Your answer must be the records below, reproduced exactly.

____________________

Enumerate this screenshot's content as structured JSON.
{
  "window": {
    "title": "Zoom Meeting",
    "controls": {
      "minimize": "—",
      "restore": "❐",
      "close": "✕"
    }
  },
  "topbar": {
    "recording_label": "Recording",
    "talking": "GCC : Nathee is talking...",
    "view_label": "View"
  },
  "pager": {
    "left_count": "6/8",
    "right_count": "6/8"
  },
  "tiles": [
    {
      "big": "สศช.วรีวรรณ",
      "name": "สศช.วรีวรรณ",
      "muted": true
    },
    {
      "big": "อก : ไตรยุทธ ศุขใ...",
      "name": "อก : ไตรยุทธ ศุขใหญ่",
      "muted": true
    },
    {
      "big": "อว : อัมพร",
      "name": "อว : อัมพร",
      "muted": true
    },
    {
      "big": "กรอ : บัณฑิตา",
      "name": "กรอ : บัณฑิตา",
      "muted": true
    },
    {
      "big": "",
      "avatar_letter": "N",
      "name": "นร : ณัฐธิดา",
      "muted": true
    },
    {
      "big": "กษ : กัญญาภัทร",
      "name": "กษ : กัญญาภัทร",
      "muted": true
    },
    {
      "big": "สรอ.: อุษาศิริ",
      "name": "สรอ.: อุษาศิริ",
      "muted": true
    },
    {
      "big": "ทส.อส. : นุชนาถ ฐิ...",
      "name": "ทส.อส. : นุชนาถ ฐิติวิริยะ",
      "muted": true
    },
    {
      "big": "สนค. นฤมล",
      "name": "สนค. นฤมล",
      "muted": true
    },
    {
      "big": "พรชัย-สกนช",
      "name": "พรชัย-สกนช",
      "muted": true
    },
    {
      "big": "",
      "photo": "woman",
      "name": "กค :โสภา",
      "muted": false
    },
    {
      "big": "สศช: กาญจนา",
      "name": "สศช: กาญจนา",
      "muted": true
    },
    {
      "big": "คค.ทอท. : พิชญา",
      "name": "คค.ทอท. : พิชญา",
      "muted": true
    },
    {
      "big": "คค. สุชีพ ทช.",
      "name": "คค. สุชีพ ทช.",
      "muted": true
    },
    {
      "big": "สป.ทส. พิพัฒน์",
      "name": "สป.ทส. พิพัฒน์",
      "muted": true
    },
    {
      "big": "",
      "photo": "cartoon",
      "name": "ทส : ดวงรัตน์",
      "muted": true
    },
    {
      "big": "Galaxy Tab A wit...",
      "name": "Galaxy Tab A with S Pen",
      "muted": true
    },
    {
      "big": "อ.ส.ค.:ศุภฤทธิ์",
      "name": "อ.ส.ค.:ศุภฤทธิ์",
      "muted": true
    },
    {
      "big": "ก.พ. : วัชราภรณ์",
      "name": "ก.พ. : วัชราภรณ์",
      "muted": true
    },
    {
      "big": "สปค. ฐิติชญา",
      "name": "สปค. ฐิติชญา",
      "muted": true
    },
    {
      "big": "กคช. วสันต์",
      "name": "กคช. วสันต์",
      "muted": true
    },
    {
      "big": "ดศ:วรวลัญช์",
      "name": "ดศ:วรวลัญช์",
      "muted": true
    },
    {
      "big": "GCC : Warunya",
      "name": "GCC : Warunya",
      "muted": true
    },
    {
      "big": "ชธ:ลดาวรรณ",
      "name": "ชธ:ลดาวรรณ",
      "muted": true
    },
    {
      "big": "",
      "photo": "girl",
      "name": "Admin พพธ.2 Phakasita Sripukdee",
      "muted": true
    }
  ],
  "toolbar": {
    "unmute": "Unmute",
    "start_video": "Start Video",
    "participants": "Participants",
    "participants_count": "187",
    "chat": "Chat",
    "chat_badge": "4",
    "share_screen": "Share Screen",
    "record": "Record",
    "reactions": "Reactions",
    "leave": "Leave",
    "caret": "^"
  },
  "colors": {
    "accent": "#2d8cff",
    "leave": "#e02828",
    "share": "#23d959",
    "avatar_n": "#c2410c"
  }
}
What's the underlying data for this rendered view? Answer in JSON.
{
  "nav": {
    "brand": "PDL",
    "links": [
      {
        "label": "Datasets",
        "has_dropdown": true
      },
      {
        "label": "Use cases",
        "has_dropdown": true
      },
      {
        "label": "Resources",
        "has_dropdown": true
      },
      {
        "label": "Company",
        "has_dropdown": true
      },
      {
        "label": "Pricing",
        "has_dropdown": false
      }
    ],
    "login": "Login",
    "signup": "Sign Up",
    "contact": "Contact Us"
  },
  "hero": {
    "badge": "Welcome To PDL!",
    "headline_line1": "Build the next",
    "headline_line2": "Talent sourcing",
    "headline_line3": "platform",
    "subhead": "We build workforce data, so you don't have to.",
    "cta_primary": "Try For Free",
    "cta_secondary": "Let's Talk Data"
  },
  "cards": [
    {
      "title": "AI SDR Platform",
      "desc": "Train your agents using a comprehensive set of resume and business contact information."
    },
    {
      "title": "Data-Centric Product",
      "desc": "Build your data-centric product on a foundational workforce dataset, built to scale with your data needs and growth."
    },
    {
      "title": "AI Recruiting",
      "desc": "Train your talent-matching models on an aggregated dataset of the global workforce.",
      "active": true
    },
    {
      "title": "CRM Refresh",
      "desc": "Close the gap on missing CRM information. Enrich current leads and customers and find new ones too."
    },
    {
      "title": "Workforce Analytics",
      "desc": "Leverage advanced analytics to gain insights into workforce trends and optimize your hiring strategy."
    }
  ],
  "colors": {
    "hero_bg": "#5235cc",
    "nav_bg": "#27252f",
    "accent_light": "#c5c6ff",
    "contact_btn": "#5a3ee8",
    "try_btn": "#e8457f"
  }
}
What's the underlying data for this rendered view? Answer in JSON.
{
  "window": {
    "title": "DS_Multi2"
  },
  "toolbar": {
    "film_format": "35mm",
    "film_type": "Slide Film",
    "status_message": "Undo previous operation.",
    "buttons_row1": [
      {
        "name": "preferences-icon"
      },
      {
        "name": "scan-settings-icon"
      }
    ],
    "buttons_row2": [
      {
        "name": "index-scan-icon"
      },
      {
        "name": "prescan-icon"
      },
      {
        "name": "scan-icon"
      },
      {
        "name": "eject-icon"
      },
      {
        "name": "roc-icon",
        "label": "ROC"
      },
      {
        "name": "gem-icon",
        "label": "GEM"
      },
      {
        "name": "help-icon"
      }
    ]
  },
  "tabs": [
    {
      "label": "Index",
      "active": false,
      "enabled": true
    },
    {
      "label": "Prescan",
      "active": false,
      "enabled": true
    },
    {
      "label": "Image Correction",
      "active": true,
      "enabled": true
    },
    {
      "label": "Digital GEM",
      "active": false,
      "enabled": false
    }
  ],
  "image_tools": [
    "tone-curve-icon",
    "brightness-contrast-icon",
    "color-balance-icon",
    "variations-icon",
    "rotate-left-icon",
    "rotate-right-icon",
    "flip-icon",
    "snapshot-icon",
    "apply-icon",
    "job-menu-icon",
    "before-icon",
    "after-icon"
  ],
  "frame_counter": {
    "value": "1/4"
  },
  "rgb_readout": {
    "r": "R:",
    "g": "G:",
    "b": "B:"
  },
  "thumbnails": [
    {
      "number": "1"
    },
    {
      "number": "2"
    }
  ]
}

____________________

Expected answer:
Enumerate this screenshot's content as structured JSON.
{
  "window": {
    "title": "Zoom Meeting",
    "controls": {
      "minimize": "—",
      "restore": "❐",
      "close": "✕"
    }
  },
  "topbar": {
    "recording_label": "Recording",
    "talking": "GCC : Nathee is talking...",
    "view_label": "View"
  },
  "pager": {
    "left_count": "6/8",
    "right_count": "6/8"
  },
  "tiles": [
    {
      "big": "สศช.วรีวรรณ",
      "name": "สศช.วรีวรรณ",
      "muted": true
    },
    {
      "big": "อก : ไตรยุทธ ศุขใ...",
      "name": "อก : ไตรยุทธ ศุขใหญ่",
      "muted": true
    },
    {
      "big": "อว : อัมพร",
      "name": "อว : อัมพร",
      "muted": true
    },
    {
      "big": "กรอ : บัณฑิตา",
      "name": "กรอ : บัณฑิตา",
      "muted": true
    },
    {
      "big": "",
      "avatar_letter": "N",
      "name": "นร : ณัฐธิดา",
      "muted": true
    },
    {
      "big": "กษ : กัญญาภัทร",
      "name": "กษ : กัญญาภัทร",
      "muted": true
    },
    {
      "big": "สรอ.: อุษาศิริ",
      "name": "สรอ.: อุษาศิริ",
      "muted": true
    },
    {
      "big": "ทส.อส. : นุชนาถ ฐิ...",
      "name": "ทส.อส. : นุชนาถ ฐิติวิริยะ",
      "muted": true
    },
    {
      "big": "สนค. นฤมล",
      "name": "สนค. นฤมล",
      "muted": true
    },
    {
      "big": "พรชัย-สกนช",
      "name": "พรชัย-สกนช",
      "muted": true
    },
    {
      "big": "",
      "photo": "woman",
      "name": "กค :โสภา",
      "muted": false
    },
    {
      "big": "สศช: กาญจนา",
      "name": "สศช: กาญจนา",
      "muted": true
    },
    {
      "big": "คค.ทอท. : พิชญา",
      "name": "คค.ทอท. : พิชญา",
      "muted": true
    },
    {
      "big": "คค. สุชีพ ทช.",
      "name": "คค. สุชีพ ทช.",
      "muted": true
    },
    {
      "big": "สป.ทส. พิพัฒน์",
      "name": "สป.ทส. พิพัฒน์",
      "muted": true
    },
    {
      "big": "",
      "photo": "cartoon",
      "name": "ทส : ดวงรัตน์",
      "muted": true
    },
    {
      "big": "Galaxy Tab A wit...",
      "name": "Galaxy Tab A with S Pen",
      "muted": true
    },
    {
      "big": "อ.ส.ค.:ศุภฤทธิ์",
      "name": "อ.ส.ค.:ศุภฤทธิ์",
      "muted": true
    },
    {
      "big": "ก.พ. : วัชราภรณ์",
      "name": "ก.พ. : วัชราภรณ์",
      "muted": true
    },
    {
      "big": "สปค. ฐิติชญา",
      "name": "สปค. ฐิติชญา",
      "muted": true
    },
    {
      "big": "กคช. วสันต์",
      "name": "กคช. วสันต์",
      "muted": true
    },
    {
      "big": "ดศ:วรวลัญช์",
      "name": "ดศ:วรวลัญช์",
      "muted": true
    },
    {
      "big": "GCC : Warunya",
      "name": "GCC : Warunya",
      "muted": true
    },
    {
      "big": "ชธ:ลดาวรรณ",
      "name": "ชธ:ลดาวรรณ",
      "muted": true
    },
    {
      "big": "",
      "photo": "girl",
      "name": "Admin พพธ.2 Phakasita Sripukdee",
      "muted": true
    }
  ],
  "toolbar": {
    "unmute": "Unmute",
    "start_video": "Start Video",
    "participants": "Participants",
    "participants_count": "187",
    "chat": "Chat",
    "chat_badge": "4",
    "share_screen": "Share Screen",
    "record": "Record",
    "reactions": "Reactions",
    "leave": "Leave",
    "caret": "^"
  },
  "colors": {
    "accent": "#2d8cff",
    "leave": "#e02828",
    "share": "#23d959",
    "avatar_n": "#c2410c"
  }
}
What's the underlying data for this rendered view? Answer in JSON.
{
  "nav": {
    "brand": "PDL",
    "links": [
      {
        "label": "Datasets",
        "has_dropdown": true
      },
      {
        "label": "Use cases",
        "has_dropdown": true
      },
      {
        "label": "Resources",
        "has_dropdown": true
      },
      {
        "label": "Company",
        "has_dropdown": true
      },
      {
        "label": "Pricing",
        "has_dropdown": false
      }
    ],
    "login": "Login",
    "signup": "Sign Up",
    "contact": "Contact Us"
  },
  "hero": {
    "badge": "Welcome To PDL!",
    "headline_line1": "Build the next",
    "headline_line2": "Talent sourcing",
    "headline_line3": "platform",
    "subhead": "We build workforce data, so you don't have to.",
    "cta_primary": "Try For Free",
    "cta_secondary": "Let's Talk Data"
  },
  "cards": [
    {
      "title": "AI SDR Platform",
      "desc": "Train your agents using a comprehensive set of resume and business contact information."
    },
    {
      "title": "Data-Centric Product",
      "desc": "Build your data-centric product on a foundational workforce dataset, built to scale with your data needs and growth."
    },
    {
      "title": "AI Recruiting",
      "desc": "Train your talent-matching models on an aggregated dataset of the global workforce.",
      "active": true
    },
    {
      "title": "CRM Refresh",
      "desc": "Close the gap on missing CRM information. Enrich current leads and customers and find new ones too."
    },
    {
      "title": "Workforce Analytics",
      "desc": "Leverage advanced analytics to gain insights into workforce trends and optimize your hiring strategy."
    }
  ],
  "colors": {
    "hero_bg": "#5235cc",
    "nav_bg": "#27252f",
    "accent_light": "#c5c6ff",
    "contact_btn": "#5a3ee8",
    "try_btn": "#e8457f"
  }
}
What's the underlying data for this rendered view? Answer in JSON.
{
  "window": {
    "title": "DS_Multi2"
  },
  "toolbar": {
    "film_format": "35mm",
    "film_type": "Slide Film",
    "status_message": "Undo previous operation.",
    "buttons_row1": [
      {
        "name": "preferences-icon"
      },
      {
        "name": "scan-settings-icon"
      }
    ],
    "buttons_row2": [
      {
        "name": "index-scan-icon"
      },
      {
        "name": "prescan-icon"
      },
      {
        "name": "scan-icon"
      },
      {
        "name": "eject-icon"
      },
      {
        "name": "roc-icon",
        "label": "ROC"
      },
      {
        "name": "gem-icon",
        "label": "GEM"
      },
      {
        "name": "help-icon"
      }
    ]
  },
  "tabs": [
    {
      "label": "Index",
      "active": false,
      "enabled": true
    },
    {
      "label": "Prescan",
      "active": false,
      "enabled": true
    },
    {
      "label": "Image Correction",
      "active": true,
      "enabled": true
    },
    {
      "label": "Digital GEM",
      "active": false,
      "enabled": false
    }
  ],
  "image_tools": [
    "tone-curve-icon",
    "brightness-contrast-icon",
    "color-balance-icon",
    "variations-icon",
    "rotate-left-icon",
    "rotate-right-icon",
    "flip-icon",
    "snapshot-icon",
    "apply-icon",
    "job-menu-icon",
    "before-icon",
    "after-icon"
  ],
  "frame_counter": {
    "value": "1/4"
  },
  "rgb_readout": {
    "r": "R:",
    "g": "G:",
    "b": "B:"
  },
  "thumbnails": [
    {
      "number": "1"
    },
    {
      "number": "2"
    }
  ]
}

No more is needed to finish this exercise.